The March to Stop Genocide and Dictatorship Belongs to Every Ethiopian!
Another such event where we can show our collective voice is the upcoming March to Stop Genocide and Dictatorship in Ethiopia/Africa, a once in a lifetime event that key western government officials, who are most greatly concerned about the crisis of justice and democracy in Ethiopia, say could have a major impact on donor countries, totally changing the course of events if Ethiopians and others get behind it by showing up in huge numbers! People have already bought tickets to come from London, Johannesburg, Tel Aviv, Frankfurt, Oslo, Amsterdam, in Canada, the US and other places in the Diaspora. What a great start! How about those people nearby, especially in Washington D.C.? Can we count on you?
This is a strategic chance to create a huge blow to this regime—unless Ethiopians block or sabotage the effort themselves by undermining the mission, by lack of support or by lack of participation. This could happen if Ethiopians or Ethiopian groups fail to see the “big picture” and only want to advance their own interests. This has happened repeatedly in the past; however, hopefully, we Ethiopians have grown beyond these self-destructive and childish games!

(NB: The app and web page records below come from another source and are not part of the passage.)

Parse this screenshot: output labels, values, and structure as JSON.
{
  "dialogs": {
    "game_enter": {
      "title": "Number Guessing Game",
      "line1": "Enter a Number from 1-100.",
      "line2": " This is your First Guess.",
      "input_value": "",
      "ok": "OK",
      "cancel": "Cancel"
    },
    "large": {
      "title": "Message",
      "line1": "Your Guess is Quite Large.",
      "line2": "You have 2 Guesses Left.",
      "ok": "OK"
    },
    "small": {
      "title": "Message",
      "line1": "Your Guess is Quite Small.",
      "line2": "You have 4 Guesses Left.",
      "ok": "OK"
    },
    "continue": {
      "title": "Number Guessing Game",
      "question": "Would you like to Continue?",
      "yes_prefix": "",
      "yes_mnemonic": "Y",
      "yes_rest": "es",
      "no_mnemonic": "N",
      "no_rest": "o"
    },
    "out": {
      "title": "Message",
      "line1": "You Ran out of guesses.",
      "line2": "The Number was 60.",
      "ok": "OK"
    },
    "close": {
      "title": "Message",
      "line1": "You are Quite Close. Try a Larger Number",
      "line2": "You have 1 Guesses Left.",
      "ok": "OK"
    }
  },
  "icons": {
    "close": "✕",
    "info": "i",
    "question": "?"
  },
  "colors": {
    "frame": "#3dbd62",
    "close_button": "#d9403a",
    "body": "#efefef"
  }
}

What better way to strengthen our ability to work together in the future than for all types of groups to come together for the March, scheduled for Sunday, September 13, 2009 from noon to 5:00 in Washington D.C. in front of the US Capitol building. This march is not “owned” by any one group, but is for everyone who believes in justice, freedom and human rights for all, rather than for only one’s own group. It is for everyone who is willing to collaborate with others. It is time to put aside more specific agendas of any particular organization and to come together for national goals and principles that uphold the rights and value of all Ethiopians.
If you believe in a free Ethiopia, let us take up the hammer of justice; and together, pound the final nails in the coffin of oppression, tyranny and ethnic-fascism. Anyone who is wanting to strengthen the voice for the voiceless Ethiopians should be part of this and should also work to advance this effort among those in your groups, organizations and communities. Partisan politics and personal, political or ethnic ambitions should not interfere with any who are sincerely wanting change in Ethiopia! Again, this march is a group effort by Ethiopians of any and every background. Let this be a powerful display of people united against ethnic fascism and by their dream of an Ethiopia where none are free until all are free!
In conclusion, we are seeing the signs that the Meles regime is weakening. It is now our chance to strengthen our impact by greater collaboration so that their days will be numbered and the dark clouds that are hanging over Ethiopia will disperse, leaving clearer and lighter blue skies that will be visible to all people who live in the land. Let us find new openness among ourselves to become more genuinely collaborative. Let us be patient, trusting in God and keep our hope alive.
Please do not hesitate to email me if you have comments: Obang@solidaritymovement.org